So, I decided to spend the day in London tracking down the art of one of the most infamous and influential street artists, Banksy, an anonymous English artist whose satirical street art and subversive logos combine dark humour with grafiti. Banksy's works have been featured on streets, walls, and bridges of cities throughout the world. His art initially grew out of the Bristol underground scene before he moved on to London where he now seems to put his work wherever he can find space. However, art is not the only ground he has covered.

Back in 2010, Banksy, along with many close friends, created the film Exit Through the Gift Shop, a story of an immigrant from Los Angeles and his obsession with street art. Of course, to keep up the guessing game, Banksy’s voice has been distorted and his face blurred. Since its release, there have been many debates over whether the documentary is genuine or a mockumentary, although Banksy answered "Yes" when asked if the film is real. In late January 2011, Exit Through the Gift Shop was nominated for a Oscar for Best Documentary. Banksy released a statement about the nomination, stating: "This is a big surprise... I don't agree with the concept of award ceremonies, but I'm prepared to make an exception for the ones I'm nominated for. The last time there was a naked man covered in gold paint in my house, it was me." Leading up to the Oscars, Banksy covered Los Angeles in artwork, but, despite his efforts, Banksy did not win the Oscar.
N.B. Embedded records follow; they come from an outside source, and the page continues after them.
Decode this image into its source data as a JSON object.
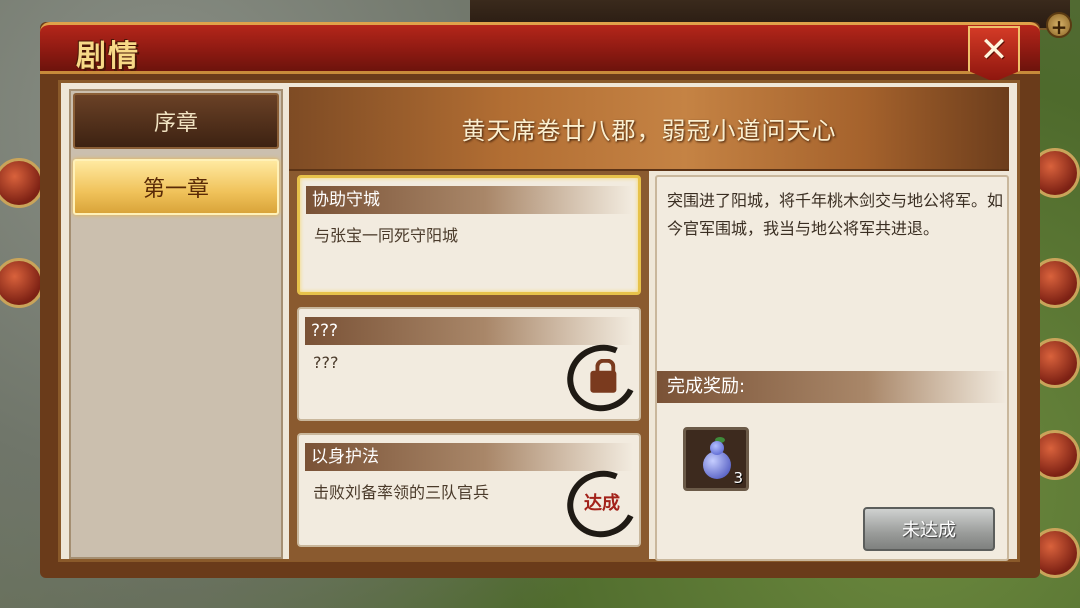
{
  "dialog": {
    "title": "剧情",
    "close_label": "✕"
  },
  "chapters": [
    {
      "label": "序章",
      "active": false
    },
    {
      "label": "第一章",
      "active": true
    }
  ],
  "banner": {
    "text": "黄天席卷廿八郡，弱冠小道问天心"
  },
  "quests": [
    {
      "title": "协助守城",
      "desc": "与张宝一同死守阳城",
      "state": "selected"
    },
    {
      "title": "???",
      "desc": "???",
      "state": "locked"
    },
    {
      "title": "以身护法",
      "desc": "击败刘备率领的三队官兵",
      "state": "achieved",
      "stamp_text": "达成"
    }
  ],
  "detail": {
    "text": "突围进了阳城，将千年桃木剑交与地公将军。如今官军围城，我当与地公将军共进退。",
    "reward_header": "完成奖励:",
    "reward": {
      "icon": "gourd-icon",
      "count": "3"
    },
    "status_button": "未达成"
  },
  "colors": {
    "title_bar": "#b4261a",
    "title_text": "#f7d987",
    "active_tab": "#f0c25a",
    "stamp_red": "#a3221a"
  }
}
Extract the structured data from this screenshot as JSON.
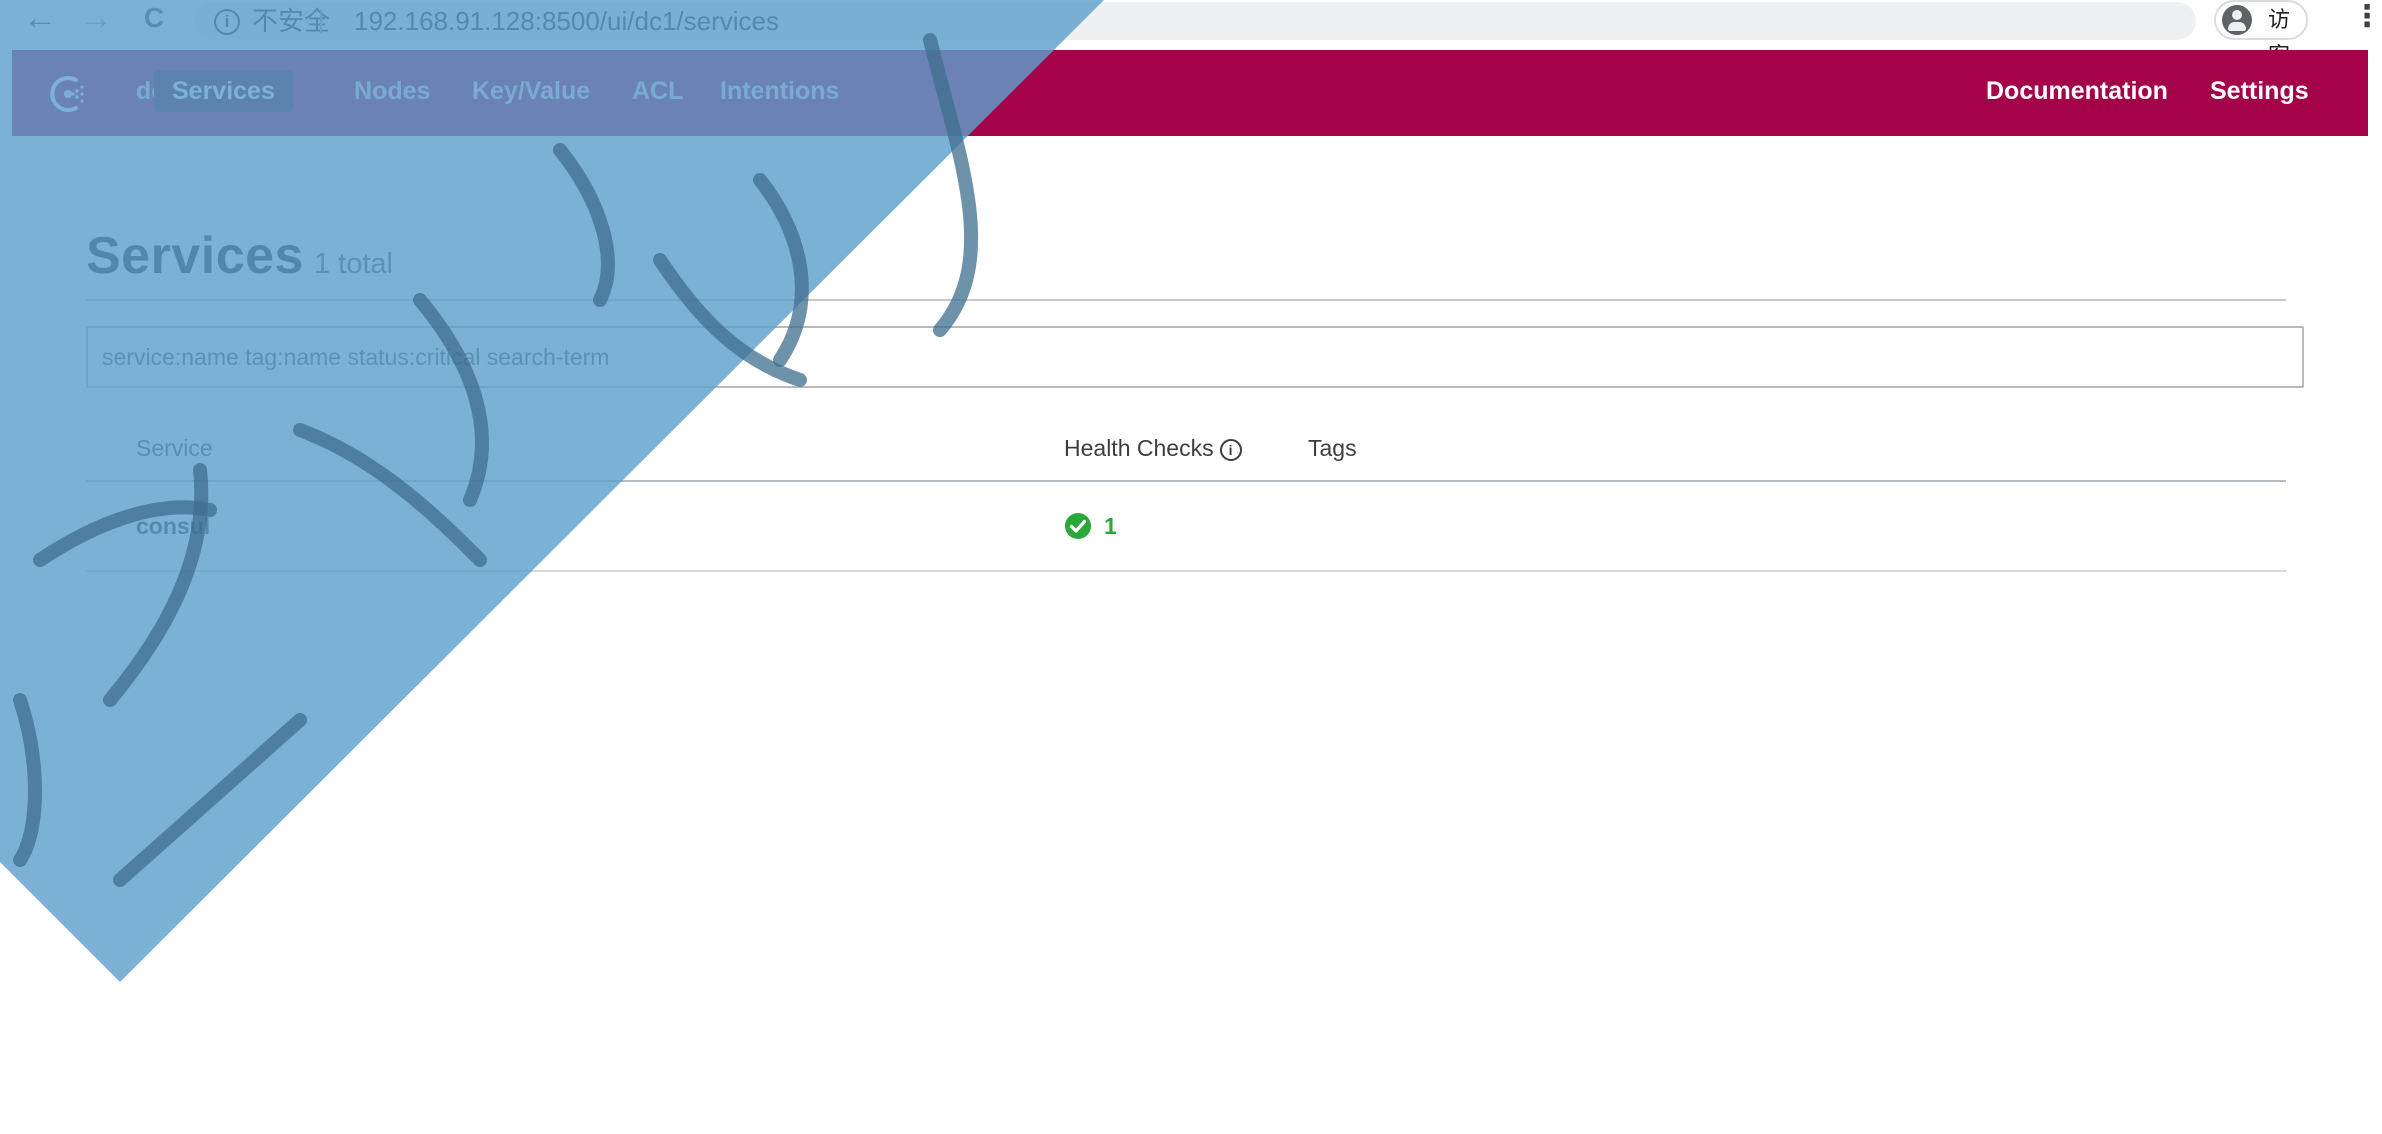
{
  "browser": {
    "back_glyph": "←",
    "forward_glyph": "→",
    "reload_glyph": "C",
    "insecure_label": "不安全",
    "url": "192.168.91.128:8500/ui/dc1/services",
    "profile_label": "访客",
    "more_glyph": "⋮"
  },
  "header": {
    "brand_icon": "consul-logo-icon",
    "accent_color": "#a4034a",
    "active_bg": "#56002b",
    "nav_items": [
      {
        "label": "dc1"
      },
      {
        "label": "Services",
        "active": true
      },
      {
        "label": "Nodes"
      },
      {
        "label": "Key/Value"
      },
      {
        "label": "ACL"
      },
      {
        "label": "Intentions"
      }
    ],
    "right_items": [
      {
        "label": "Documentation"
      },
      {
        "label": "Settings"
      }
    ]
  },
  "page": {
    "title": "Services",
    "total": "1 total",
    "search_value": "service:name tag:name status:critical search-term",
    "columns": {
      "service": "Service",
      "health_checks": "Health Checks",
      "health_info_glyph": "i",
      "tags": "Tags"
    },
    "rows": [
      {
        "service": "consul",
        "health_passing": "1",
        "status_icon": "check-circle-icon",
        "tags": ""
      }
    ],
    "status_color": "#2ba839"
  },
  "watermark": {
    "color": "#6aa7d0"
  }
}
Growing in fame while managing to remain unknown made Bansky a more interesting artist, increasing his popularity with both celebrities as well as the rest of the country. The next step for the artist was to poke fun at one of the most well-known brands in America.

Banksy opened Dismaland on 21 August 2015 and it permanently closed on 27 September 2015. The “theme park” Dismaland was a temporary art project constructed in the seaside resort town of Weston-super-Mare in Somerset, England. Prepared in secret, the pop-up exibition was "a sinister twist on Disneyland that featured 58 artists of the 60 Banksy originally invited to participate. 4,000 tickets were available for purchase per day, priced at £3 each. High demand for tickets to the exhibition caused the Dismaland website to crash repeatedly and some wondered whether or not this was deliberately contrived by Banksy as part of the irony of the Dismaland experience. Many celebrities were attracted to the venue, some international, such as Brad Pitt, Jack Black, Neil Patrick Harris, Russell Brand, And & Dec and Mark Rondon, to name a few.

With all of these reports on Banksy’s work and seeing pictures of his art, I continued to wonder if I could see any of his street art in person. Having looked at online reports suggesting where I could see the real-life Banksy, I decided to seek them out and create a map for other people wanting to see Banksy’s work.

From Left to Right:

‘What are you Looking At’ - Banksy Original, Hyde Park

‘Designated Graffiti Area’ - Banksy Original, Camden Town

‘A Nation Under CCTV’ - Banksy Original, Shaftesbury Theatre

‘WhiteWashing Lascaux’ - Banksy Original, SeaLife Aquarium

‘Falling Shopper’ - Banksy Original, Burton Lane

‘Graffiti Painter’ -  Banksy Original, Victoria Park



James Routledge 2016